Real-Time 3D Graphics: The rise of real-time 3D graphics and gaming engines could lead to the creation of interactive 3D GIF-like experiences, further blurring the line between gaming and digital art.

Artificial Intelligence (AI) in Animation: AI-driven tools may simplify the process of creating animated content, allowing individuals with limited animation skills to produce complex animations easily.

In conclusion, GIFs are far from fading into digital history; they are evolving alongside the digital landscape. Their enduring appeal, ease of use, and capacity to convey emotion in a succinct and shareable manner ensure they will remain a staple of digital culture. While new formats and technologies will continue to emerge, GIFs will find their place, adapt, and continue to bring moments of humor, emotion, and creativity to our online interactions. As we move forward, let's look forward to the exciting ways in which GIFs will shape the future of digital media.

Frequently Asked Questions (FAQs) About GIFs

Q1: What is a GIF, and how does it differ from other image formats?

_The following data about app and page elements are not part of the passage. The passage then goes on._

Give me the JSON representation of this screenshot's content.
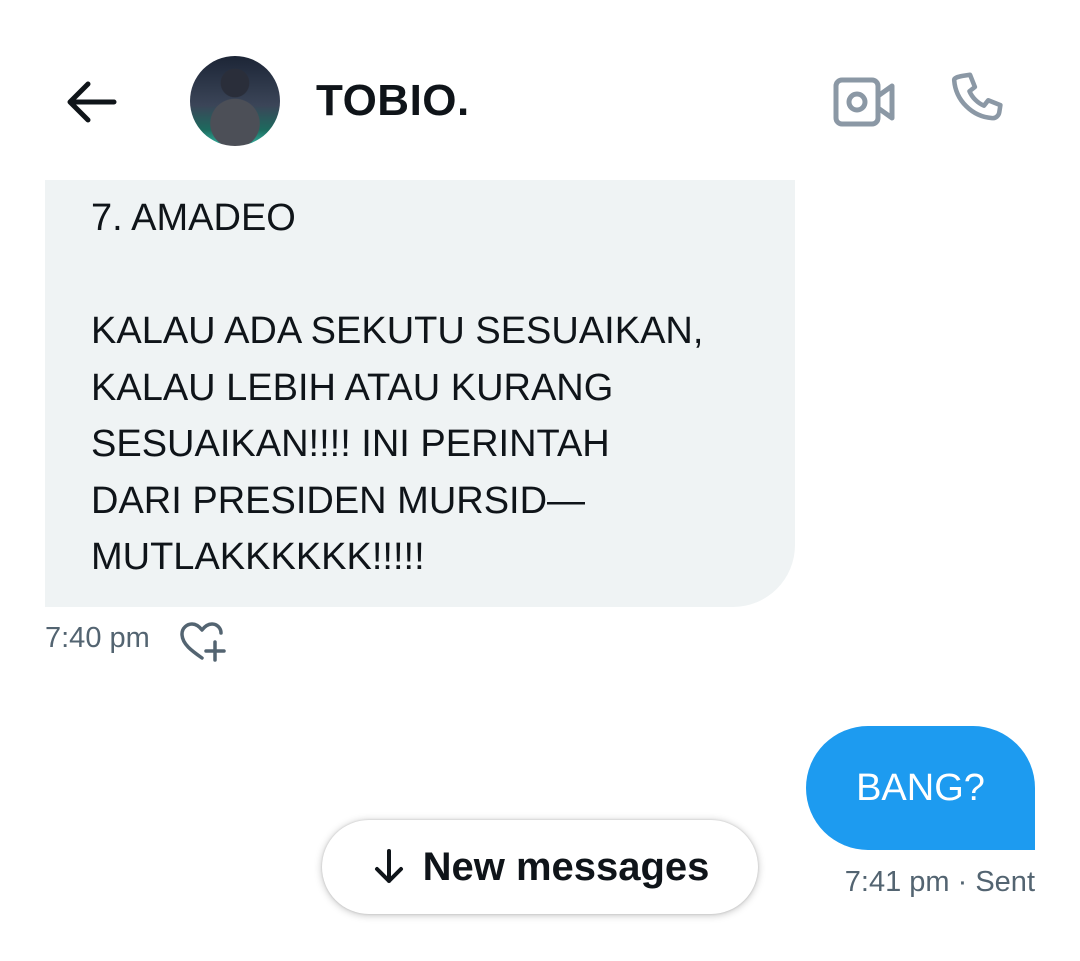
{
  "header": {
    "title": "TOBIO.",
    "back_icon": "arrow-left-icon",
    "video_icon": "video-call-icon",
    "call_icon": "phone-icon"
  },
  "messages": {
    "incoming": {
      "lines": [
        "7. AMADEO",
        "",
        "KALAU ADA SEKUTU SESUAIKAN,",
        "KALAU LEBIH ATAU KURANG",
        "SESUAIKAN!!!! INI PERINTAH",
        "DARI PRESIDEN MURSID—",
        "MUTLAKKKKKK!!!!!"
      ],
      "time": "7:40 pm",
      "reaction_icon": "heart-plus-icon"
    },
    "outgoing": {
      "text": "BANG?",
      "meta": "7:41 pm · Sent"
    }
  },
  "new_messages_button": {
    "label": "New messages",
    "icon": "arrow-down-icon"
  },
  "colors": {
    "incoming_bubble": "#eff3f4",
    "outgoing_bubble": "#1d9bf0",
    "secondary_text": "#536471",
    "primary_text": "#0f1419"
  }
}
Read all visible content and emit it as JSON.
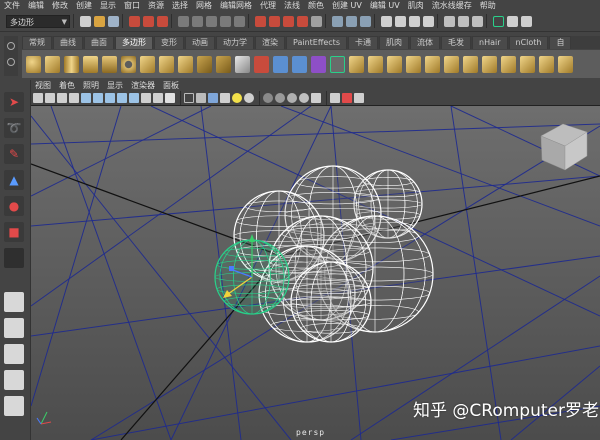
{
  "menubar": {
    "items": [
      "文件",
      "编辑",
      "修改",
      "创建",
      "显示",
      "窗口",
      "资源",
      "选择",
      "网格",
      "编辑网格",
      "代理",
      "法线",
      "颜色",
      "创建 UV",
      "编辑 UV",
      "肌肉",
      "流水线缓存",
      "帮助"
    ]
  },
  "statusline": {
    "mode_label": "多边形"
  },
  "shelf": {
    "tabs": [
      "常规",
      "曲线",
      "曲面",
      "多边形",
      "变形",
      "动画",
      "动力学",
      "渲染",
      "PaintEffects",
      "卡通",
      "肌肉",
      "流体",
      "毛发",
      "nHair",
      "nCloth",
      "自"
    ],
    "active_tab": "多边形"
  },
  "panel": {
    "menu": [
      "视图",
      "着色",
      "照明",
      "显示",
      "渲染器",
      "面板"
    ],
    "camera": "persp"
  },
  "watermark": "知乎 @CRomputer罗老师",
  "colors": {
    "accent_green": "#29d08a",
    "grid_blue": "#1e2a8f",
    "wireframe": "#ffffff"
  }
}
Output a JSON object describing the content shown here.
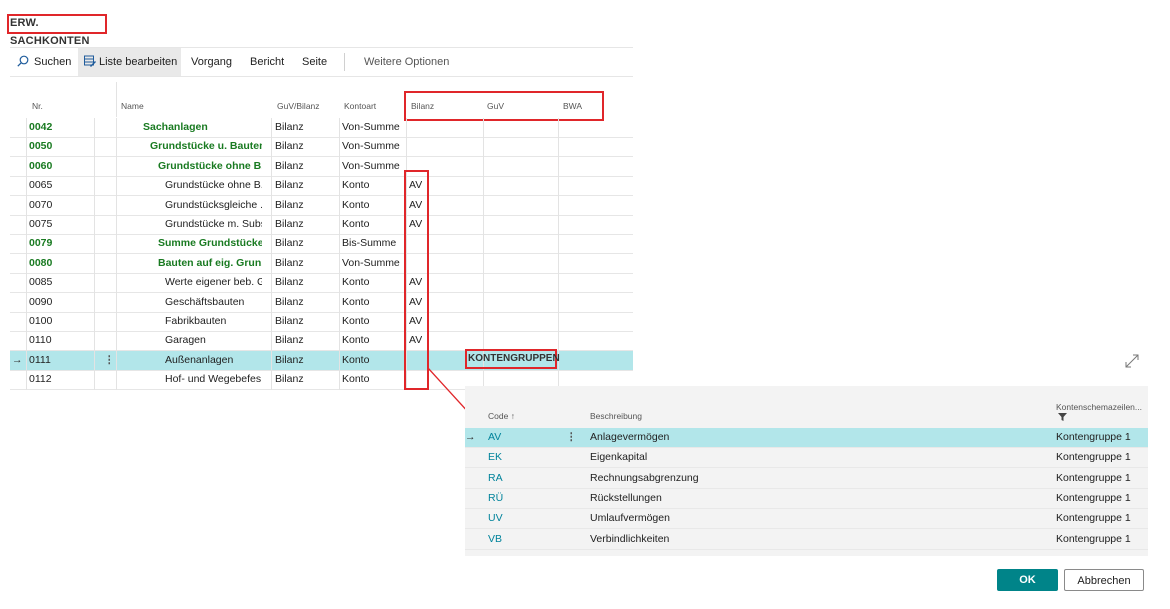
{
  "page_title": "ERW. SACHKONTEN",
  "toolbar": {
    "search": "Suchen",
    "edit_list": "Liste bearbeiten",
    "process": "Vorgang",
    "report": "Bericht",
    "page": "Seite",
    "more_options": "Weitere Optionen"
  },
  "columns": {
    "nr": "Nr.",
    "name": "Name",
    "guv_bilanz": "GuV/Bilanz",
    "kontoart": "Kontoart",
    "bilanz": "Bilanz",
    "guv": "GuV",
    "bwa": "BWA"
  },
  "rows": [
    {
      "nr": "0042",
      "name": "Sachanlagen",
      "gb": "Bilanz",
      "art": "Von-Summe",
      "bil": ""
    },
    {
      "nr": "0050",
      "name": "Grundstücke u. Bauten",
      "gb": "Bilanz",
      "art": "Von-Summe",
      "bil": ""
    },
    {
      "nr": "0060",
      "name": "Grundstücke ohne B...",
      "gb": "Bilanz",
      "art": "Von-Summe",
      "bil": ""
    },
    {
      "nr": "0065",
      "name": "Grundstücke ohne B...",
      "gb": "Bilanz",
      "art": "Konto",
      "bil": "AV"
    },
    {
      "nr": "0070",
      "name": "Grundstücksgleiche ...",
      "gb": "Bilanz",
      "art": "Konto",
      "bil": "AV"
    },
    {
      "nr": "0075",
      "name": "Grundstücke m. Subs...",
      "gb": "Bilanz",
      "art": "Konto",
      "bil": "AV"
    },
    {
      "nr": "0079",
      "name": "Summe Grundstücke...",
      "gb": "Bilanz",
      "art": "Bis-Summe",
      "bil": ""
    },
    {
      "nr": "0080",
      "name": "Bauten auf eig. Grun...",
      "gb": "Bilanz",
      "art": "Von-Summe",
      "bil": ""
    },
    {
      "nr": "0085",
      "name": "Werte eigener beb. G...",
      "gb": "Bilanz",
      "art": "Konto",
      "bil": "AV"
    },
    {
      "nr": "0090",
      "name": "Geschäftsbauten",
      "gb": "Bilanz",
      "art": "Konto",
      "bil": "AV"
    },
    {
      "nr": "0100",
      "name": "Fabrikbauten",
      "gb": "Bilanz",
      "art": "Konto",
      "bil": "AV"
    },
    {
      "nr": "0110",
      "name": "Garagen",
      "gb": "Bilanz",
      "art": "Konto",
      "bil": "AV"
    },
    {
      "nr": "0111",
      "name": "Außenanlagen",
      "gb": "Bilanz",
      "art": "Konto",
      "bil": ""
    },
    {
      "nr": "0112",
      "name": "Hof- und Wegebefes...",
      "gb": "Bilanz",
      "art": "Konto",
      "bil": ""
    }
  ],
  "lookup": {
    "title": "KONTENGRUPPEN",
    "col_code": "Code",
    "col_code_sort": "↑",
    "col_desc": "Beschreibung",
    "col_schema": "Kontenschemazeilen...",
    "rows": [
      {
        "code": "AV",
        "desc": "Anlagevermögen",
        "schema": "Kontengruppe 1"
      },
      {
        "code": "EK",
        "desc": "Eigenkapital",
        "schema": "Kontengruppe 1"
      },
      {
        "code": "RA",
        "desc": "Rechnungsabgrenzung",
        "schema": "Kontengruppe 1"
      },
      {
        "code": "RÜ",
        "desc": "Rückstellungen",
        "schema": "Kontengruppe 1"
      },
      {
        "code": "UV",
        "desc": "Umlaufvermögen",
        "schema": "Kontengruppe 1"
      },
      {
        "code": "VB",
        "desc": "Verbindlichkeiten",
        "schema": "Kontengruppe 1"
      }
    ]
  },
  "buttons": {
    "ok": "OK",
    "cancel": "Abbrechen"
  },
  "colors": {
    "accent": "#00839b",
    "ok_button": "#008489",
    "highlight": "#e0262a",
    "selected_row": "#b2e6ea",
    "group_text": "#197a21"
  }
}
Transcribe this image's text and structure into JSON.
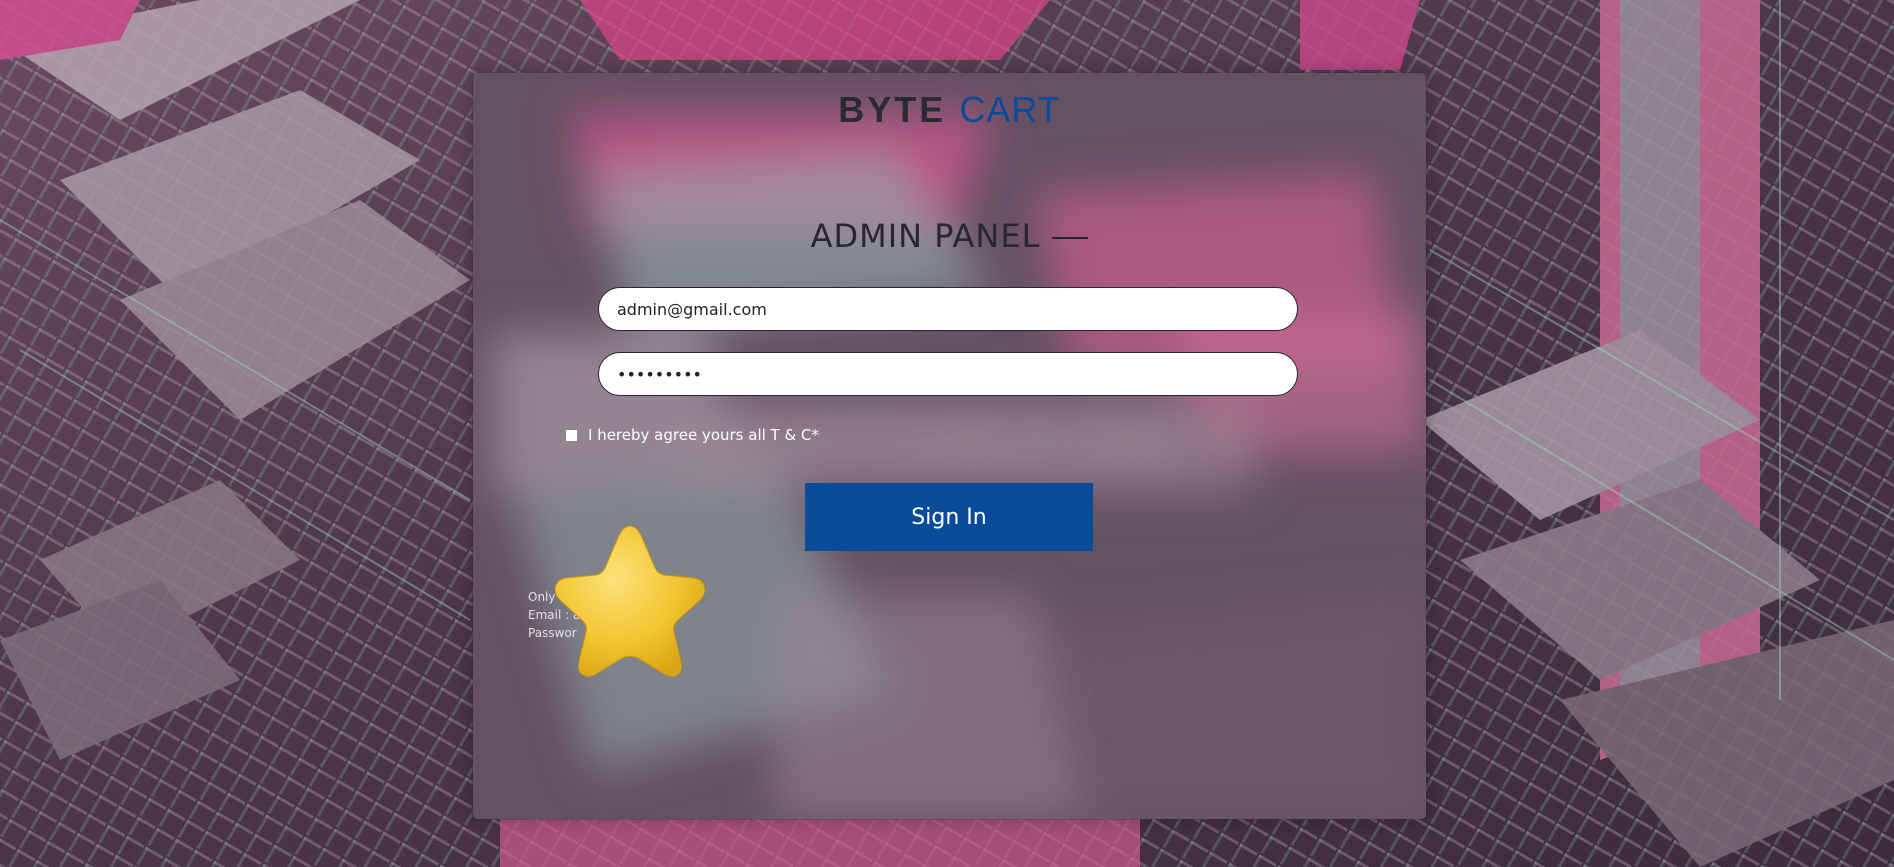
{
  "logo": {
    "part1": "BYTE",
    "part2": "CART"
  },
  "title": "ADMIN PANEL",
  "form": {
    "email_value": "admin@gmail.com",
    "password_value": "•••••••••",
    "agree_label": "I hereby agree yours all T & C*",
    "signin_label": "Sign In"
  },
  "note": {
    "line1": "Only T                         in Admin Panel",
    "line2": "Email : a",
    "line3": "Passwor"
  },
  "colors": {
    "brand_blue": "#0a4c9a",
    "text_dark": "#2a2630"
  },
  "icons": {
    "decoration": "star-icon"
  }
}
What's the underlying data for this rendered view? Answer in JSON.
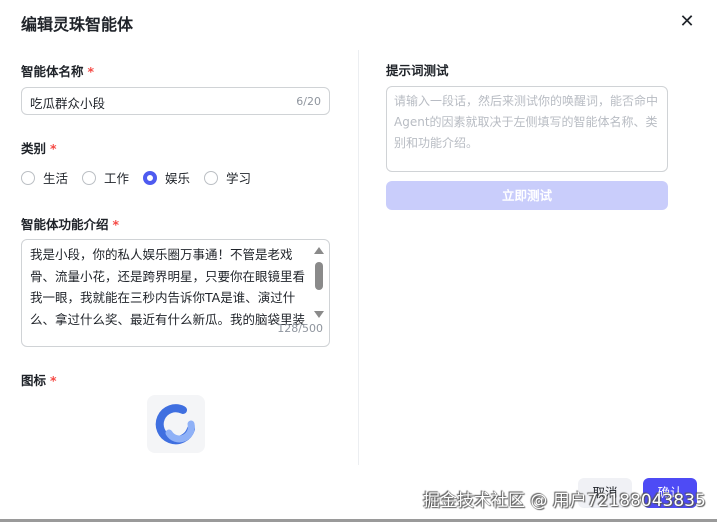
{
  "dialog": {
    "title": "编辑灵珠智能体",
    "close_icon": "close-icon"
  },
  "name_field": {
    "label": "智能体名称",
    "required": "*",
    "value": "吃瓜群众小段",
    "count": "6/20"
  },
  "category": {
    "label": "类别",
    "required": "*",
    "options": [
      {
        "label": "生活",
        "selected": false
      },
      {
        "label": "工作",
        "selected": false
      },
      {
        "label": "娱乐",
        "selected": true
      },
      {
        "label": "学习",
        "selected": false
      }
    ]
  },
  "intro": {
    "label": "智能体功能介绍",
    "required": "*",
    "value": "我是小段，你的私人娱乐圈万事通！不管是老戏骨、流量小花，还是跨界明星，只要你在眼镜里看我一眼，我就能在三秒内告诉你TA是谁、演过什么、拿过什么奖、最近有什么新瓜。我的脑袋里装",
    "count": "128/500"
  },
  "icon_field": {
    "label": "图标",
    "required": "*"
  },
  "prompt_test": {
    "label": "提示词测试",
    "placeholder": "请输入一段话，然后来测试你的唤醒词，能否命中Agent的因素就取决于左侧填写的智能体名称、类别和功能介绍。",
    "button": "立即测试"
  },
  "footer": {
    "cancel": "取消",
    "confirm": "确认"
  },
  "watermark": "掘金技术社区 @ 用户72188043835",
  "colors": {
    "accent": "#4e4bf5",
    "required": "#f54a45",
    "disabled": "#c9cdfb"
  }
}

A: A GIF, short for Graphics Interchange Format, is an image format known for its ability to support animations. Unlike static image formats like JPEG or PNG, GIFs can contain multiple frames that create the illusion of motion or animation when displayed.

Q2: How are GIFs created, and what tools can I use to make them?

A: GIFs are typically created using software that allows you to compile multiple images or frames into a single animated file. There are various tools available for creating GIFs, including online GIF makers, dedicated GIF software, and even some image editors like Photoshop that support GIF creation.

Q3: What are the limitations of GIFs in terms of colors and file size?

A: GIFs have a limited color palette, supporting up to 256 colors. This can result in reduced image quality for images with many colors. Additionally, GIFs may have larger file sizes compared to modern video formats due to their less efficient compression.

Q4: How can I optimize GIFs to balance quality and file size?

A: To optimize GIFs, you can reduce the number of colors used, resize the dimensions of the GIF, and adjust the frame rate. You can also use specialized optimization tools to compress GIFs further while maintaining acceptable image quality.

Q5: What are some common use cases for GIFs in digital culture?

A: GIFs are widely used for various purposes, including expressing emotions in online communication, creating memes, illustrating tutorials or how-tos, adding subtle animations to web content, and highlighting key moments in videos.

Q6: Are there any accessibility considerations when using GIFs?

A: Yes, it's essential to consider accessibility when using GIFs. Provide alternative text or captions for GIFs, especially if they convey essential information. Additionally, be mindful of potential distractions or excessive use of animations that may negatively impact users with visual sensitivities.

Q7: Can GIFs be legally used in online content and social media?

A: GIF usage can raise copyright and fair use concerns, particularly when using copyrighted material. To avoid legal issues, it's advisable to use GIFs that you have the rights to or to use GIFs available under licenses that allow reuse and sharing.

Q8: What is the future of GIFs in digital media, given the rise of alternative animation formats?

A: GIFs continue to have a place in digital culture and online communication. While newer animation formats like WebM and APNG offer advantages, GIFs' simplicity and widespread support ensure their continued popularity for sharing moments and expressing emotions online. The future of GIFs remains bright.